- preceded by two others in a series; 3d or 3rd
- next below the second in rank, power, value, merit, excellence, etc.
- designating any of the three equal parts of something
Origin of thirdMiddle English thirde, altered by metathesis from thridde from Old English thridda from Indo-European an unverified form t?tiyo- ( from base an unverified form trei-, three) from source Classical Latin tertius, Classical Greek tritos
- the one following the second
- any person, thing, class, place, etc. that is third
- any of the three equal parts of something;
- the third forward gear of a transmission: it provides more speed but less torque than second
- Baseball third base
- the third tone of an ascending diatonic scale, or a tone two degrees above or below any given tone in such a scale; mediant
- the interval between two such tones, or a combination of them
- The ordinal number matching the number three in a series.
- One of three equal parts.
- Music a. An interval of three degrees in a diatonic scale.b. A tone separated by three degrees from a given tone, especially the third tone of a scale.
- The transmission gear or gear ratio used to produce forward speeds next higher to those of second in a motor vehicle.
- Baseball Third base.
- thirds Merchandise whose quality is below the standard set for seconds.
Origin of thirdMiddle English thridde, therdde third from Old English thridda ; see trei- in Indo-European roots.
(countable and uncountable, plural thirds)
- The person or thing in the third position.
- Jones came in third.
- One of three equal parts of a whole.
- He ate a third of the pie. Divided by two-thirds.
- (uncountable) The third gear of an engine.
- Now put it into third.
- (music) An interval consisting of the first and third notes in a scale.
- They sing in thirds.
- (baseball) third base
- The play ended with Jones standing on third.
- (archaic) One sixtieth of a second, i.e., the third in a series of fractional parts in a sexagesimal number system.

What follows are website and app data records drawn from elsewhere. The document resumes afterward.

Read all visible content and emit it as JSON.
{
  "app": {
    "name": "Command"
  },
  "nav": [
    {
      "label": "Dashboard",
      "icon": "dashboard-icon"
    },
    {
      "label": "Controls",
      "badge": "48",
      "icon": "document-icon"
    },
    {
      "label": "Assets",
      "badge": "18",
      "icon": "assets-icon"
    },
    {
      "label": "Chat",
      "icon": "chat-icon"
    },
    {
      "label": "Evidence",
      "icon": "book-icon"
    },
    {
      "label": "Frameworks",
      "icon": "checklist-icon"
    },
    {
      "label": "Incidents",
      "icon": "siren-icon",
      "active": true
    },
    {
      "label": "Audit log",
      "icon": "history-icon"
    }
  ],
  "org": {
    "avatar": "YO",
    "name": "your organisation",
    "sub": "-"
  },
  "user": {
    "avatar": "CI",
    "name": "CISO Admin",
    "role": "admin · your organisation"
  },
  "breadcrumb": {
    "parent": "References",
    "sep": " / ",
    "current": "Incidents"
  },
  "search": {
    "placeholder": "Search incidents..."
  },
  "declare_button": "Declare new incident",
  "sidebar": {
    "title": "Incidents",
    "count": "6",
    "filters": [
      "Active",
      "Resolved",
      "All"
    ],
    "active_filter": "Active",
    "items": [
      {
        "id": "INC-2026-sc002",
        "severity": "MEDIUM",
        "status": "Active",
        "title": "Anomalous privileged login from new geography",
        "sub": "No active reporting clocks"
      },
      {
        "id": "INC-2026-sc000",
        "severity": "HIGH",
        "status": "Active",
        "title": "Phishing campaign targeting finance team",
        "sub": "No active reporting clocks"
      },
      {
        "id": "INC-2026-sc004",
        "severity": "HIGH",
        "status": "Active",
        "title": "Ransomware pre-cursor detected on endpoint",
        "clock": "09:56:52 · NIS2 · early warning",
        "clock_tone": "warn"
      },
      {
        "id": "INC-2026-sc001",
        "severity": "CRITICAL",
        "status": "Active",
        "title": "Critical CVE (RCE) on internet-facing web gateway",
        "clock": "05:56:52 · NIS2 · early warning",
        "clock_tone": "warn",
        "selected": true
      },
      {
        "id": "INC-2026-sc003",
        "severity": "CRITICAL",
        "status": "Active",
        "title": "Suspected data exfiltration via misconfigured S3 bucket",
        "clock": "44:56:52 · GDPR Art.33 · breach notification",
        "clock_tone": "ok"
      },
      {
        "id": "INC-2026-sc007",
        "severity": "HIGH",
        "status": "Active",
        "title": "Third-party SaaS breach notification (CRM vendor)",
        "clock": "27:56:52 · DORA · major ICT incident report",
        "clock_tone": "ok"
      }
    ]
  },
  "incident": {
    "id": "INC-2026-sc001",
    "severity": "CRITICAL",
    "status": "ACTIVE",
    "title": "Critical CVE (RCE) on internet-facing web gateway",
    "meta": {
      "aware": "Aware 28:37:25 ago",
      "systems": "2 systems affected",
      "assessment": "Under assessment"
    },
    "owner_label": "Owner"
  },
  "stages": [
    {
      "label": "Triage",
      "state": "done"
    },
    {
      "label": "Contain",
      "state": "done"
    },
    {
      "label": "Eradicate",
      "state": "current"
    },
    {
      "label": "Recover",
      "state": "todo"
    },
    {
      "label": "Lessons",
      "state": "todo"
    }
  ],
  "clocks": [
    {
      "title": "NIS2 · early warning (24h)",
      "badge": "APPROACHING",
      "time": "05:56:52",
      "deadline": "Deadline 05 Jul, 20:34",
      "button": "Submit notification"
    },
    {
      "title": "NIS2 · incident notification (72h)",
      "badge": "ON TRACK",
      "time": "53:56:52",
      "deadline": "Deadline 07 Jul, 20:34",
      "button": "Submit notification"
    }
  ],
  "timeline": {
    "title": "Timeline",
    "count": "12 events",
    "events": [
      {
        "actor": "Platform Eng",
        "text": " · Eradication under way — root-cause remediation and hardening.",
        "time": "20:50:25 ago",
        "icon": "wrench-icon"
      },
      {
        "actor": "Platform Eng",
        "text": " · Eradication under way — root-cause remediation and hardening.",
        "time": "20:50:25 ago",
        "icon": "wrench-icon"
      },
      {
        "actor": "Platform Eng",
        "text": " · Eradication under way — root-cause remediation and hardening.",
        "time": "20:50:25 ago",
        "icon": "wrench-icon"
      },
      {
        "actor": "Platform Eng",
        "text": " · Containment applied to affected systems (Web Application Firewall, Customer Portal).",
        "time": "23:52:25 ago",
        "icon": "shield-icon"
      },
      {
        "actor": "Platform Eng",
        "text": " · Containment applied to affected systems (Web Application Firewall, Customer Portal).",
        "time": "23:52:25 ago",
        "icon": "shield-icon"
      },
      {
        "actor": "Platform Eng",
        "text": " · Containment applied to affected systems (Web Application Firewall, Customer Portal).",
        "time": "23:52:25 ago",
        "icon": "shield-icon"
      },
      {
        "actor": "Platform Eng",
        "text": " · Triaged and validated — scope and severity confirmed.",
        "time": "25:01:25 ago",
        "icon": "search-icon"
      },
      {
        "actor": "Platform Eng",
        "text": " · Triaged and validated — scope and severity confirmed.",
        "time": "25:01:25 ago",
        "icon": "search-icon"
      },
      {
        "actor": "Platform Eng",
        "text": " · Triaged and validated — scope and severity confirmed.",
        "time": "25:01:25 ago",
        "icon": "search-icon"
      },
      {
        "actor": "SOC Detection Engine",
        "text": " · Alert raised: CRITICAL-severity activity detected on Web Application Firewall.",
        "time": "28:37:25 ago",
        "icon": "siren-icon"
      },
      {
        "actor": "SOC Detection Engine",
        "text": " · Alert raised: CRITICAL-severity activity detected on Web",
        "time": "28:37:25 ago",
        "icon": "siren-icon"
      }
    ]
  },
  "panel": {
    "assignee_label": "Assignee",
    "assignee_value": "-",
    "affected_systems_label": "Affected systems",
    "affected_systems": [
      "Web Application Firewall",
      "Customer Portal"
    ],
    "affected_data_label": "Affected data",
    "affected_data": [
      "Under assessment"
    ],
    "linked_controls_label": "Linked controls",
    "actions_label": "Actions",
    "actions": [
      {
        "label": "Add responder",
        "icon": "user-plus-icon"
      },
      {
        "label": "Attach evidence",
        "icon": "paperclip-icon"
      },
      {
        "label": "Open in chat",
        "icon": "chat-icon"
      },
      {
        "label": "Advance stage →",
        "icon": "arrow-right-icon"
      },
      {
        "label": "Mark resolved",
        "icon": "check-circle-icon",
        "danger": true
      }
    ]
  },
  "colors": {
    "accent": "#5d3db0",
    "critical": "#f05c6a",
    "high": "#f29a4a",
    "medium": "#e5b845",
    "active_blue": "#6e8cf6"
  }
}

Also formerly known as a tierce.
(third-person singular simple present thirds, present participle thirding, simple past and past participle thirded)
Old English Ã¾ridda.